Now that you have a list of the best protein powders available on the market, you can make an educated (and taste bud approved) purchase in a product that will complement your diet and exercise habits. Here is a guide that details the most important factors in finding the perfect protein powder for you:
Allergens and Hidden Contaminants:
While this may be a given, a reminder to avoid your allergens is never a bad thing. It is essential that you read the ingredients label on all protein powders before you consume them. Aside from what goes into the protein powder, some powders are manufactured in the same facilities where cross-contamination of allergens may occur. This information can usually be found right on the protein powder label near the ingredients list.
One quick note for people with lactose intolerance: Despite the fact that whey protein comes from animal milk, whey protein typically contains zero to minimal lactose. Talk to a Registered Dietitian if you are concerned about lactose in protein powders.
Plant-Based Protein vs. Animal-Based Protein:

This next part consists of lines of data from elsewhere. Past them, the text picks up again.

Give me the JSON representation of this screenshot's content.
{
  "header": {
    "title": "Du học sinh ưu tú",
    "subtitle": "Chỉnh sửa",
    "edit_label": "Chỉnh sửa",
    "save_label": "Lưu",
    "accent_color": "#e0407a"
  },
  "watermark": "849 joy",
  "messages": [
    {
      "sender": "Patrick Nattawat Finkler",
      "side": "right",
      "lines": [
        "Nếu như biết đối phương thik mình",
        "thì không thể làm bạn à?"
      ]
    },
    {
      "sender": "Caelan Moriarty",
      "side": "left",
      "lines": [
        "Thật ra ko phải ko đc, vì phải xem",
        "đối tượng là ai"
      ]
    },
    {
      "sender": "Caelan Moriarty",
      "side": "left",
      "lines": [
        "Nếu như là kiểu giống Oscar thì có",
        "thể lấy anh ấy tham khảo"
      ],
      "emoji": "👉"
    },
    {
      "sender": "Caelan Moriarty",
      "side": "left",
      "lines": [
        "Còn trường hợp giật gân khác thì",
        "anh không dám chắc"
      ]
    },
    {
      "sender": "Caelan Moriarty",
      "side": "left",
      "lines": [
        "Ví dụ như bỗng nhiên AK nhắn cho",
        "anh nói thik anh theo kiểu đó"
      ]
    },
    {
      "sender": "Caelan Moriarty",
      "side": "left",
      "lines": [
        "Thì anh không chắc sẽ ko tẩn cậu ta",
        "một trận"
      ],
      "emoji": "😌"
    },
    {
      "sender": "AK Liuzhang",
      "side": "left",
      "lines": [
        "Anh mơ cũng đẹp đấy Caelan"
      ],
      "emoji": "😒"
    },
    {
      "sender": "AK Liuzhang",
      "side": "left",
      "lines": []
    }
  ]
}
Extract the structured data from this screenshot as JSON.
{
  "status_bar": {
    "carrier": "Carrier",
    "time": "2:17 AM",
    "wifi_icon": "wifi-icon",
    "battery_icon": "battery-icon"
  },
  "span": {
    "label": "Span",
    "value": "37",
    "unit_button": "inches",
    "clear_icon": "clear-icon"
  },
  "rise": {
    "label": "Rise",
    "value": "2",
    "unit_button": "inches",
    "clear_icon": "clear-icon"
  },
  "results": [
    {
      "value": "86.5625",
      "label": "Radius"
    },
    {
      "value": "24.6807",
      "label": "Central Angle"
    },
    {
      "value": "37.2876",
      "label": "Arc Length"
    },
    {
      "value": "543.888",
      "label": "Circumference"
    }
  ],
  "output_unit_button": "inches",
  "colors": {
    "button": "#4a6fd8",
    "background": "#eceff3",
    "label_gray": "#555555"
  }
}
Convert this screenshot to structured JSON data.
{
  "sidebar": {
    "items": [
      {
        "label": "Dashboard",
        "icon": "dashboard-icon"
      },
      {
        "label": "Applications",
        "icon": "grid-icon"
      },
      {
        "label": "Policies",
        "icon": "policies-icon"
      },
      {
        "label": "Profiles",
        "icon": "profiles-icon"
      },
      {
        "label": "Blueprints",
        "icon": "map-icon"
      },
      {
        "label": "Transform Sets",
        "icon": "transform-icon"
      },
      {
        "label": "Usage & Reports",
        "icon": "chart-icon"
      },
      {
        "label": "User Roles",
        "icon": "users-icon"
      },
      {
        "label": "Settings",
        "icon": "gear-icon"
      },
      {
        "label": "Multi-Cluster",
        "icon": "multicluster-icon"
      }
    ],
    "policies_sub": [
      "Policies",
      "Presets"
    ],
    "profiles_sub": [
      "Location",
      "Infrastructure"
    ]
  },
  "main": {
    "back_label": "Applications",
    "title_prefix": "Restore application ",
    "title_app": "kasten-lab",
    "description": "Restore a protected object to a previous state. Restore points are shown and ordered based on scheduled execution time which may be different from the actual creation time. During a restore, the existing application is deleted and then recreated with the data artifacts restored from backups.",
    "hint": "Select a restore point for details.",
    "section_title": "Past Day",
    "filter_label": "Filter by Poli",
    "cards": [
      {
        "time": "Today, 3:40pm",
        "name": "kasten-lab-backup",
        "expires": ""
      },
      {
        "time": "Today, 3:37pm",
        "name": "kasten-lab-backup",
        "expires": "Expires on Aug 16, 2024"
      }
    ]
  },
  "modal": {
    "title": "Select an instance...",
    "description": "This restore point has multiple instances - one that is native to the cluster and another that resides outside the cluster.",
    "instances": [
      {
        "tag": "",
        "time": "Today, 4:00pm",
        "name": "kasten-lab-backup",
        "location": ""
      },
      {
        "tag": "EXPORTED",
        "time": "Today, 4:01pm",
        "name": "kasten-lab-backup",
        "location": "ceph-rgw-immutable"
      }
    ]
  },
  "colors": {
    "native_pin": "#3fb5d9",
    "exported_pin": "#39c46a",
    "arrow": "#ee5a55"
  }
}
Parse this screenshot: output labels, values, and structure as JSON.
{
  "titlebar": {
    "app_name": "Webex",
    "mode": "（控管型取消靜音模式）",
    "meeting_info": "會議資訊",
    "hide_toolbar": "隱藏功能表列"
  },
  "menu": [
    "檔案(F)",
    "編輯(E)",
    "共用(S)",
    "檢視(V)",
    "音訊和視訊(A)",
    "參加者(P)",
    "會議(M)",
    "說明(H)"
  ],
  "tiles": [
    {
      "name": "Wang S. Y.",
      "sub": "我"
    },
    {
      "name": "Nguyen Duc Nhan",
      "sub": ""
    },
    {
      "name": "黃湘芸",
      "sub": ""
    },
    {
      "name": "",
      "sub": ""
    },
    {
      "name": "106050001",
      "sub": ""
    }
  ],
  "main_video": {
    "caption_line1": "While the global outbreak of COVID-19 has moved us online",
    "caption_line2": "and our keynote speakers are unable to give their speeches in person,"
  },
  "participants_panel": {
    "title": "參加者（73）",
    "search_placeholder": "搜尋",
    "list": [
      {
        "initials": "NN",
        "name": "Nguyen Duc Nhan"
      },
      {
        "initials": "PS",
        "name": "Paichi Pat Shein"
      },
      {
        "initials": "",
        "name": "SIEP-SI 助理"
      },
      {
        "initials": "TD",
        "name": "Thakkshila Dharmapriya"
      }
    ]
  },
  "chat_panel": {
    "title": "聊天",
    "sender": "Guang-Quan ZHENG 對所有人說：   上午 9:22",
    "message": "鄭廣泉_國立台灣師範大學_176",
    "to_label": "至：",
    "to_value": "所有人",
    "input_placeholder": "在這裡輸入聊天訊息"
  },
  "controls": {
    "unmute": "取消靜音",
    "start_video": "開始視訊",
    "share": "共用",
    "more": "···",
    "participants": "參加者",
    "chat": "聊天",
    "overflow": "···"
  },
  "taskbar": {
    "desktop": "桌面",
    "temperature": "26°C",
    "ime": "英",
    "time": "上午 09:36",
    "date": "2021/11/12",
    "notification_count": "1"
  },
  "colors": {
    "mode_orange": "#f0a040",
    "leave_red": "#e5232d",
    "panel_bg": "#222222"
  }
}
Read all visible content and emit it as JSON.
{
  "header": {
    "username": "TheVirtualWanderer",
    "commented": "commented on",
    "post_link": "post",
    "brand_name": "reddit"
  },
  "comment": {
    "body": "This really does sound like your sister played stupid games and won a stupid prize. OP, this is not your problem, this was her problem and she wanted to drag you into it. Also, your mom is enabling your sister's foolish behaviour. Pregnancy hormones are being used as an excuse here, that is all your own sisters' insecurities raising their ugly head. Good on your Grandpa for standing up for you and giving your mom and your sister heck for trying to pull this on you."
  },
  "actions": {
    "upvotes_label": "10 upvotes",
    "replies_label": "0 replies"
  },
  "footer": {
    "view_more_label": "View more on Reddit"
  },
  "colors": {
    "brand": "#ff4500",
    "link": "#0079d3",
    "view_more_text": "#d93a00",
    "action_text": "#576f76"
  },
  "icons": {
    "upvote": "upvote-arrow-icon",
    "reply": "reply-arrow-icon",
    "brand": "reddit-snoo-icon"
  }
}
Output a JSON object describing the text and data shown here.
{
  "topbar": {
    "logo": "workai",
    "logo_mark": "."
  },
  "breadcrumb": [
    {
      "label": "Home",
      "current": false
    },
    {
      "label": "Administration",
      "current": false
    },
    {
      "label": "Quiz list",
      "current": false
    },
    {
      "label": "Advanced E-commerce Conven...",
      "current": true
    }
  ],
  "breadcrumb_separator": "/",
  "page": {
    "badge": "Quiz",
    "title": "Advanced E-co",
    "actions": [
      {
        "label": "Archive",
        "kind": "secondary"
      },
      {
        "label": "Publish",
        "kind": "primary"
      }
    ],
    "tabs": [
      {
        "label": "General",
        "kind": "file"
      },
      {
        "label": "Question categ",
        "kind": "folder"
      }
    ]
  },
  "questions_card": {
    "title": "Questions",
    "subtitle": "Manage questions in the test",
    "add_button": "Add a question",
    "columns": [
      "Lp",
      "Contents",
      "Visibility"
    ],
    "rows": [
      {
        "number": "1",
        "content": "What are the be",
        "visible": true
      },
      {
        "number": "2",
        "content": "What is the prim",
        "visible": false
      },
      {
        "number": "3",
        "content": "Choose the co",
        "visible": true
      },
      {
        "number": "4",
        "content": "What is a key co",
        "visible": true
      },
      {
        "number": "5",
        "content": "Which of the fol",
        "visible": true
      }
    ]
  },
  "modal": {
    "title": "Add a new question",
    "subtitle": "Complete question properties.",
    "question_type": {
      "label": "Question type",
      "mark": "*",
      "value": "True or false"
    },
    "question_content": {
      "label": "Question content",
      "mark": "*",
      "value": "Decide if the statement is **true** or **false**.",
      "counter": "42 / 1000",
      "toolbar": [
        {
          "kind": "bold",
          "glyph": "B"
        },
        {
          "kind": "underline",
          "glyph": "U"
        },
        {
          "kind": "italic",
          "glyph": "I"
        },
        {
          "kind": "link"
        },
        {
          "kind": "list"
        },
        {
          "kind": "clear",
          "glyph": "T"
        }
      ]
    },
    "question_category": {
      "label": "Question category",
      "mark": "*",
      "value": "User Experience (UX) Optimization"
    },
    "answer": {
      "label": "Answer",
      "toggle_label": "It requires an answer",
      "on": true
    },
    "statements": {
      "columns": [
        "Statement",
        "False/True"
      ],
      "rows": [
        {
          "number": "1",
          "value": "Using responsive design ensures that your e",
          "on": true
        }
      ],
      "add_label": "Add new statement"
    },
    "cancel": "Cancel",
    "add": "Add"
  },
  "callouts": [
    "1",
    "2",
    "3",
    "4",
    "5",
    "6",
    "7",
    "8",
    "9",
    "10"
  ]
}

Understanding where the protein in your protein powder comes from may be important to you. If you are vegan, stick with plant-based protein like pea, spirulina, and soy protein. For vegetarians, you may feel comfortable consuming either plant-based or whey protein. If you eat a lot of animal products, try out the plant-based protein to add variety in your diet.
Your Nutrient Needs:
Remember that protein powders are not essential to building muscle. Protein powders are items that should be used to supplement a healthy diet, not replace a healthy diet. For people who are trying to lose weight, protein powders can add excess calories if not coupled with a calorie-restricted diet. In those who may need to gain weight, some protein powders may not provide enough calories to keep your weight up. For your specific nutrient needs, visit your local Registered Dietitian.
Protein Powder Recipes and Tips get more Protein in Your Diet
- Protein powders can be used in smoothies, milkshakes, smoothie bowls, baked goods, and anywhere else you can think of. Here’s a single-serving high-protein pancake recipe that works well with nearly any protein powder:
- ¼ cup uncooked oats
- 1 egg white
- ½ scoop protein powder (unflavored, vanilla, or chocolate)
- 1/8 cup berries or cut-up fruit
- ¼ tsp baking powder
- 1/8 cup water
- Directions: Blend all ingredients together in a food processor until smooth. Then pour dollops of pancake batter into a hot pan that has been lightly sprayed with cooking oil. Cook the pancakes on each side until golden brown. Remove from pan and top with fruit, syrup, or other toppings.
- Protein per serving: 22 grams
- Maybe you’re starting to think that protein powder is not essential in your diet, but you still want a high protein breakfast that’s quick and easy. Here’s a recipe for a yummy high-protein PB&J shake that does not require protein powder.
- 1 banana
- 1 cup pea-based yogurt (i.e. Ripple) or nonfat Greek yogurt
- 1 cup unsweetened soy milk or skim milk (more or less for consistency)
- 2 Tbsp nut butter
- ½ frozen, unsweetened berries (i.e. Trader Joe’s Berry Medley)
- Directions: Combine all ingredients in a blender. Add ice and blend if desired.
- Protein per serving: 37 grams
- Allergen Warning: This recipe contains milk, soy, and nuts.
The Bottom Line on Selecting and Adding Protein Powder into Your Diet
As you can see after reading this article, protein powders may be helpful for select populations like vegans, seniors, athletes, and those with a chronic disease that puts them at risk for muscle wasting. For the general public, no protein powder should get in the way of a well-rounded diet that contains adequate carbohydrates, fat, and protein.
If you feel that your needs constitute some form of protein powder supplementation, use the guide and product reviews above to help leverage your search for the perfect protein powder for you. There are a lot of protein powders to try, but hopefully this list gives you a starting point to finding the best protein powder for your needs and your taste buds.
So what is the best protein powder for you? Which is the best tasting protein powder in your opinion? Tell us about your favorite protein powder in the comments below.